Without trying to explain away my dismay, or convince me it was a beautiful angel (it wasn’t), Susan started to teach me. She showed me how to mix colors and brush on lighter strokes so the paint would look ethereal and transluscent. She helped me paint away the frisbee-halo until it was just a soft glow of light. She helped me trim the edges of the wings until they started to look strong and majestic. Soon, from my own clumsy beginnings, I started to see a graceful, angelic figure take shape.
In the end, my angel looked nothing like Susan’s. The halo floated a little to the left of center. Her wings weren’t symmetrical. She was not perfect, and she did not look like Susan’s angel. But she was beautiful.
I know Susan talked with me as I painted. But I can’t tell you what she said. All I know is that was the first time I realized that things don’t have to be perfect to be good or beautiful.
I often think about that day in the Craft Shop. I learned a few things about how to make a better painting. But I learned a lot more about having grace for myself. About not abandoning something when it doesn’t look just like I wanted it to. About staying with the not-quite beautiful things in life until you begin to see the beauty emerge.
I don’t know if Susan knows this story. But a few years ago she sent me a post-card written on the back of one of her paintings. It was a painting of an angel.
That painting is now framed and hanging above my desk. Susan’s angel is a daily reminder of the grace I discovered as a ten year-old, struggling to make art in the Camp DeSoto Craft Shop. I still want things to be perfect. They never are. But they can still be beautiful.
Susan, thank you for noticing my ten-year-old struggle and meeting me there. Thank you for not trying to convice me that my painting was beautiful, which might have been simpler, but instead teaching me to keep going until it really was.

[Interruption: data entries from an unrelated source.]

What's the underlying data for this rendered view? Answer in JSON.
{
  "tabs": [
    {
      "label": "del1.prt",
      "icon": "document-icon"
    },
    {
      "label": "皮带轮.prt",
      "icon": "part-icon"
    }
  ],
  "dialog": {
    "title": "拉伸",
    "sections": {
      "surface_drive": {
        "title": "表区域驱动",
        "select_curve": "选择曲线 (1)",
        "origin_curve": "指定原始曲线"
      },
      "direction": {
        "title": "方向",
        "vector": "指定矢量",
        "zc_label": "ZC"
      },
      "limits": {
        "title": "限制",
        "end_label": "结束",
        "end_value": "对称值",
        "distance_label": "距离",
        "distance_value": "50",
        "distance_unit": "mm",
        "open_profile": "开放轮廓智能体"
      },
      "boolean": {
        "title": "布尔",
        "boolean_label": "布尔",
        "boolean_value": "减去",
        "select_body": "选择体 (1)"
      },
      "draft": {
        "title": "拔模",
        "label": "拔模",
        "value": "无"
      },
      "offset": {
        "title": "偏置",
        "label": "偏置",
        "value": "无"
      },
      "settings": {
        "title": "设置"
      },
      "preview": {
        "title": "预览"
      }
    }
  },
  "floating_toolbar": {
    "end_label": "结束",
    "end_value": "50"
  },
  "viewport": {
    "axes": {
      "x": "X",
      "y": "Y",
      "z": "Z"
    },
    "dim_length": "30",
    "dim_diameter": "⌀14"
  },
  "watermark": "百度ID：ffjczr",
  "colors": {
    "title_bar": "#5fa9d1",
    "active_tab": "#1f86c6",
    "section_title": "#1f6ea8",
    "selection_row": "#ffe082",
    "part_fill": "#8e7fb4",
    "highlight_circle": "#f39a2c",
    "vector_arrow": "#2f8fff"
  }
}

I imagine God has met a few other people in the Camp DeSoto Craft Shop over the years. I like to think of the Holy Spirit hanging out down there, teaching girls the gospel through paint and clay, messes, mistakes, and masterpieces. On summer days Camp is full of girls learning all kinds of things from how to post a trot and paddle a j-stroke to how to sew a seam and shoot a bullseye. But they are also learning so much more.